Shareable facts on how Americans view and experience family and medical leave
Key findings from a @pewresearch study of public views of and experiences with family and medical leave.
Americans Widely Support Paid Family and Medical Leave, but Differ Over Specific Policies
Most Americans say workers should receive paid leave, but the level of support varies across different situations. Experiences with leave vary by income and gender.
The Data on Women Leaders
Most Americans find women indistinguishable from men on key leadership traits, yet women still make up a small share of top leadership jobs. Explore the share of women in top U.S. political and business roles over time with these interactive charts.
The State of American Jobs
How the shifting economic landscape is reshaping work and society and affecting the way people think about the skills and training they need to get ahead.
Gender and Leadership Omnibus

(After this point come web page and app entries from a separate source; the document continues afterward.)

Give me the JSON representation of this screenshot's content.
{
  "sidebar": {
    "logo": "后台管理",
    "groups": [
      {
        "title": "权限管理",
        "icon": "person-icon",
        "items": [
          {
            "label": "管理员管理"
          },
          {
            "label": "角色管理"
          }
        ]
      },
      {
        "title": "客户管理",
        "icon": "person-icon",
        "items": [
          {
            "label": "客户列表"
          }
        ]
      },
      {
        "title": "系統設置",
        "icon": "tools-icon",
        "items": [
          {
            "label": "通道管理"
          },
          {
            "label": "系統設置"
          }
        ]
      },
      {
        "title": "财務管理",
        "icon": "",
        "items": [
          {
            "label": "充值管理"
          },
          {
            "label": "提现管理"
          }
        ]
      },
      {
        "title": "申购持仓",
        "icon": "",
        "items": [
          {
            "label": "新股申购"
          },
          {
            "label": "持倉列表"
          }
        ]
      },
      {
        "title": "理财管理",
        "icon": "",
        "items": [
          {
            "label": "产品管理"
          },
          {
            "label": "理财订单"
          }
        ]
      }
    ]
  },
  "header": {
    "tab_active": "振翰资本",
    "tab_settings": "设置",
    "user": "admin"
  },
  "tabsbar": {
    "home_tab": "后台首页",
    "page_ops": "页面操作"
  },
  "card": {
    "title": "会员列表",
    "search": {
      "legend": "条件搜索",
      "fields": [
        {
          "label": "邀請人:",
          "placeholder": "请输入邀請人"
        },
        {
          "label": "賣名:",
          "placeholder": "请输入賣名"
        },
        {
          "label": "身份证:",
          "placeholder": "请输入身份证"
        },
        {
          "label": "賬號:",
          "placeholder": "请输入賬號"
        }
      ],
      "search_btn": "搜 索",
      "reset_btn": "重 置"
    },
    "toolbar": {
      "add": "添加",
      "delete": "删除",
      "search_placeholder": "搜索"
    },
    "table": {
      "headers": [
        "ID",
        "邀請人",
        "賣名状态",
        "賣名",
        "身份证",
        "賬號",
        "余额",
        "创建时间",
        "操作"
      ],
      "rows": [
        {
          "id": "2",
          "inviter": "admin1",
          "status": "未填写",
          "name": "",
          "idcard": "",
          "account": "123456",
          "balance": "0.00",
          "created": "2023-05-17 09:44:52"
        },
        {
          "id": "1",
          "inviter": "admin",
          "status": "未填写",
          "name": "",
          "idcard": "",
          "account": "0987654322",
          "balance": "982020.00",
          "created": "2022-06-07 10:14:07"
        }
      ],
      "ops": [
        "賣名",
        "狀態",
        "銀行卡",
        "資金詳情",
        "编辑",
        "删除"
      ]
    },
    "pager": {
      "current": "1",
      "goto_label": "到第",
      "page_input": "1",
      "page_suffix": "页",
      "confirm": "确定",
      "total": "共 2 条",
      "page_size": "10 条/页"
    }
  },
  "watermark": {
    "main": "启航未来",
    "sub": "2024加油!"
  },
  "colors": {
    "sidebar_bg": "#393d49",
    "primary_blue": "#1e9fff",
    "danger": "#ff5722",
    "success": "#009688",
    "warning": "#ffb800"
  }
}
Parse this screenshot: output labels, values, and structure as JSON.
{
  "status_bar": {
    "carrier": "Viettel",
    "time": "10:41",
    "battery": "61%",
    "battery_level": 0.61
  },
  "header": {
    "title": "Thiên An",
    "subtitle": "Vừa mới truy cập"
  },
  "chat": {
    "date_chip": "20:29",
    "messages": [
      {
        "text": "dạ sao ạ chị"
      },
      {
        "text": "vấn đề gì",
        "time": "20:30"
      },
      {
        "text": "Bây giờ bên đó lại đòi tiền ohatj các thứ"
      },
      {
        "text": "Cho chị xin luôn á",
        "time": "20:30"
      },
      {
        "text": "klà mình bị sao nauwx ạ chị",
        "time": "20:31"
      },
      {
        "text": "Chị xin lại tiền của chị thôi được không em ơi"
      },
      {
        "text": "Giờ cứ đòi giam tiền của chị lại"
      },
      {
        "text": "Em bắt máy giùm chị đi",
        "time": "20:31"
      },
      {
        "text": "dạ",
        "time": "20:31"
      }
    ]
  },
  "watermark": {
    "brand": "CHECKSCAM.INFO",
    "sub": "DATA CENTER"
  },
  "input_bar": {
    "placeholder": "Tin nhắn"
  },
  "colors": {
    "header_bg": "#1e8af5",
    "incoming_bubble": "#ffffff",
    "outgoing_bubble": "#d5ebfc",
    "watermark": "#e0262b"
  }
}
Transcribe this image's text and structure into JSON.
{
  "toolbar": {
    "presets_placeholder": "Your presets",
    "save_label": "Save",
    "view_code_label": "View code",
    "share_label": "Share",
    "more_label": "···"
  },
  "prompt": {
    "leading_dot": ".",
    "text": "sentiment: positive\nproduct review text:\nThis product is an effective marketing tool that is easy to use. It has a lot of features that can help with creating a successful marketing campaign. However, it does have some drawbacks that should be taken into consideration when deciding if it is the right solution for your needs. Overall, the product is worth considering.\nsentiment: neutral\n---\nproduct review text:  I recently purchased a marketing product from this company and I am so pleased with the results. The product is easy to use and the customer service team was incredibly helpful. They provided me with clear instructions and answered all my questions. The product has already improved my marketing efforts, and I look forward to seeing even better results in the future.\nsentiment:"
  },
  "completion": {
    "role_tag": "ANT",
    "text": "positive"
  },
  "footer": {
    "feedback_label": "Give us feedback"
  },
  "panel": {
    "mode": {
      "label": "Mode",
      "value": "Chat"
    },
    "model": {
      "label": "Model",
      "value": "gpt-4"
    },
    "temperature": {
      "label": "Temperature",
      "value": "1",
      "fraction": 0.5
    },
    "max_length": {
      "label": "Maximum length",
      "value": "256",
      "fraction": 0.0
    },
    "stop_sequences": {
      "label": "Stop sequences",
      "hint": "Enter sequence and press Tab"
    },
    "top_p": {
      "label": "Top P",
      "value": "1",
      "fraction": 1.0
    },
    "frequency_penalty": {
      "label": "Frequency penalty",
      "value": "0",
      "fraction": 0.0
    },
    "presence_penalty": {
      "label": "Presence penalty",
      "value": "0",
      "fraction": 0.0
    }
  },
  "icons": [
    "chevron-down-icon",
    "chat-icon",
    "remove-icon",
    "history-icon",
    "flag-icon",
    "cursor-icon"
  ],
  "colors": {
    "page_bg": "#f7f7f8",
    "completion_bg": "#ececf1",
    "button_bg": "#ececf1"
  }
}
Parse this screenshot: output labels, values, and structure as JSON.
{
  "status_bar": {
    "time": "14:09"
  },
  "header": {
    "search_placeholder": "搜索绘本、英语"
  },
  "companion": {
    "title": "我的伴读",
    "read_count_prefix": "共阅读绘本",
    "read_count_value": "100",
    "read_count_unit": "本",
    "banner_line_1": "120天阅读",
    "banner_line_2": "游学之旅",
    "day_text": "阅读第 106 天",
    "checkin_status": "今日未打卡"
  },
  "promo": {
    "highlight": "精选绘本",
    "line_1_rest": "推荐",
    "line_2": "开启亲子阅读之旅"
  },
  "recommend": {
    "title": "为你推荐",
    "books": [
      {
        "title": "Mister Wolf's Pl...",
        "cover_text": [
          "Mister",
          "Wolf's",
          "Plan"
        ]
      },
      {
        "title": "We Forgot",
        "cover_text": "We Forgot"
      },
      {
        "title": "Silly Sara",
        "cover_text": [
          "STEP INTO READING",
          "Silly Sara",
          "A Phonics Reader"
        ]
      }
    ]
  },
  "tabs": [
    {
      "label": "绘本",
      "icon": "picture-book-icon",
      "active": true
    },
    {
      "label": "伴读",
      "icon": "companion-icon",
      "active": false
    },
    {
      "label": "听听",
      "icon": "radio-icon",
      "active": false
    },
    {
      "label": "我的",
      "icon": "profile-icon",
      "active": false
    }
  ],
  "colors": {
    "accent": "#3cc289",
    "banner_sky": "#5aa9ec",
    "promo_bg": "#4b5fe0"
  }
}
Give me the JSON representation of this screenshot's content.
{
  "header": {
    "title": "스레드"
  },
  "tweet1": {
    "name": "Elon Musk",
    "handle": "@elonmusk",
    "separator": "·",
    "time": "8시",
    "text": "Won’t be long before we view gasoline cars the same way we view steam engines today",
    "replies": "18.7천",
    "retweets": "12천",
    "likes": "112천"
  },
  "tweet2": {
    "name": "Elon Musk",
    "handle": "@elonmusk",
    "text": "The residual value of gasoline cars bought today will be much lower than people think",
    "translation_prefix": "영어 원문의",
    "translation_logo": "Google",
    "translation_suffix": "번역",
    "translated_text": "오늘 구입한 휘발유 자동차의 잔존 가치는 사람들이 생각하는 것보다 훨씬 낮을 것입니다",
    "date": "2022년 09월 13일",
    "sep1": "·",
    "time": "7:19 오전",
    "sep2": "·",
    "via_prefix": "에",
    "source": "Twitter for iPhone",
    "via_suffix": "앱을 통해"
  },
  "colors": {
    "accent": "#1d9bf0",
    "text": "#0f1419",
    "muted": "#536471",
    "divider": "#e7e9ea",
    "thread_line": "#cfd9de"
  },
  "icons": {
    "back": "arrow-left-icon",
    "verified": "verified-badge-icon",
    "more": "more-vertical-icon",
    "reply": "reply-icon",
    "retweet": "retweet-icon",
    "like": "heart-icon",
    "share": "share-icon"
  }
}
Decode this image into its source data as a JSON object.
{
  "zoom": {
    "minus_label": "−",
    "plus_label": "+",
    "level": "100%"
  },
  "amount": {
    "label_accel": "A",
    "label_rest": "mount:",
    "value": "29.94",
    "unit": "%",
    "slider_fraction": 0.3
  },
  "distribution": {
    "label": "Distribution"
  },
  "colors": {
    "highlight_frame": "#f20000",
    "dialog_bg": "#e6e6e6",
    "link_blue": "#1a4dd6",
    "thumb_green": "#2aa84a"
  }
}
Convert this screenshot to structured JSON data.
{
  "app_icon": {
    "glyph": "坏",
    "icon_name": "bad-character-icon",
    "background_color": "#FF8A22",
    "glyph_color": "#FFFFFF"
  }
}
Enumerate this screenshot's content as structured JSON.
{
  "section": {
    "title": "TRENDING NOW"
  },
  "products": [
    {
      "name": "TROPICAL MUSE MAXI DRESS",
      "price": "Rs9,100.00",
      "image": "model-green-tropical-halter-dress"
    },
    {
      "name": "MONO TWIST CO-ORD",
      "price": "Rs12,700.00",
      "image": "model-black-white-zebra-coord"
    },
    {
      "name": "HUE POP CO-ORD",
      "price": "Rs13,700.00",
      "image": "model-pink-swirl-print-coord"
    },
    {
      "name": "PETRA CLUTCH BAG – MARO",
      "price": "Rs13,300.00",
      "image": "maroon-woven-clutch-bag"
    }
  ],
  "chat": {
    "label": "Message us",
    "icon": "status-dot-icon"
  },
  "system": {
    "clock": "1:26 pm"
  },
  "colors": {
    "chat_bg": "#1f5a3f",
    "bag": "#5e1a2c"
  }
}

Survey Details: Conducted November 2014 | File Release Date: 25 May 2016
For First Time in Modern Era, Living With Parents Edges Out Other Living Arrangements for 18- to 34-Year-Olds
For the first time since 1880, Americans ages 18 to 34 are more likely to be living with their parent(s) than in a household shared with a spouse or partner.
Gender and Leadership
Survey Details: Conducted November 2014 | File Release Date: 22 March 2016
Raising Kids and Running a Household: How Working Parents Share the Load
In 46% of two-parent families, both mom and dad work full time. In most of these families, parents share the load on chores, discipline and quality time with kids, but scheduling and sick days fall more on mom.
Three-in-Ten U.S. Jobs Are Held by the Self-Employed and the Workers They Hire
Self-employed Americans and the workers they hired accounted for 44 million jobs in 2014, or 30% of the national workforce. Hiring is more prevalent among self-employed Asians, whites and men.
More Millennials Living With Family Despite Improved Job Market
Despite improvements in the labor market, Millennials today are less likely to be living independently of their families and establishing their own households than they were in the depths of the Great Recession.